Commentary

The US is not massed on opposite sides of a political divide

| Nov 16, 2020

For liberal America, the projection that Joe Biden would win the presidential election prompted euphoric relief. After four years of shame for their nation, the president-elect would, in his own words, “restore the soul of America”. As if to accentuate their irrationality, raucous crowds gathered mid-pandemic and passed around champagne, carefully removing masks to place their mouths on shared bottles.

Election results determine who governs us. They do not tell us who we are. The US elected George W Bush in 2000 but could just as easily have elected Al Gore. After making Barack Obama a two-term president, a similar electorate chose Donald Trump, though with a few tweaks in a few states Hillary Clinton’s first term might have been concluding.

Understanding the US as an Obama or Trump or Biden nation allows everyone to feel proud when their side is in power and appalled when it is not. People imagine that those with whom they disagree are a solvable problem, just one blue or red “wave” away from disappearing for good.
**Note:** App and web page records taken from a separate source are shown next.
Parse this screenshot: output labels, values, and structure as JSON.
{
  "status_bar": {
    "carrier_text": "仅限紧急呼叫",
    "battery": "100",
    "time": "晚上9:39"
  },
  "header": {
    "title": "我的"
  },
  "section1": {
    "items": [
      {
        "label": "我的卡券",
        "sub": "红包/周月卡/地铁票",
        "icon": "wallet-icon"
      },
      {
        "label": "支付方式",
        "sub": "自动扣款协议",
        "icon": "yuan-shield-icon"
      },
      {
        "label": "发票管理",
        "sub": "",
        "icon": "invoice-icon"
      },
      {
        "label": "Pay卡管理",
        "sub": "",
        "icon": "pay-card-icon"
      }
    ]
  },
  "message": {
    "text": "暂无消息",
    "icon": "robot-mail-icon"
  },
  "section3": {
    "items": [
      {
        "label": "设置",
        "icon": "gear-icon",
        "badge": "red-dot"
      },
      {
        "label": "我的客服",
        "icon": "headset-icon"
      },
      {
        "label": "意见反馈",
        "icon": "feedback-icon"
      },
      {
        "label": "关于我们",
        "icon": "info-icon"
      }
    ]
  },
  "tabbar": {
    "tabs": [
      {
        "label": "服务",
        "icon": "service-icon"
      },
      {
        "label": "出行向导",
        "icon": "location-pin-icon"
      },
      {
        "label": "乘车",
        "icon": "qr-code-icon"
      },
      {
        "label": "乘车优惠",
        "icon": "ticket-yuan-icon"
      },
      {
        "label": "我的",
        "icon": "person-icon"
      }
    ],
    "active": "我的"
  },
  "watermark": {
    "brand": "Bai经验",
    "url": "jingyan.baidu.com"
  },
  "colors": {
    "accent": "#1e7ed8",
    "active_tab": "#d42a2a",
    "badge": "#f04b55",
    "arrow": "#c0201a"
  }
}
Victory becomes a “mandate” to impose an agenda on the roughly half of the country that does not support it, while a loss necessitates a “resistance” to fend off that same fate.

Continue Reading at Financial Times

Oren Cass

Oren Cass is the executive director at American Compass.

@oren_cass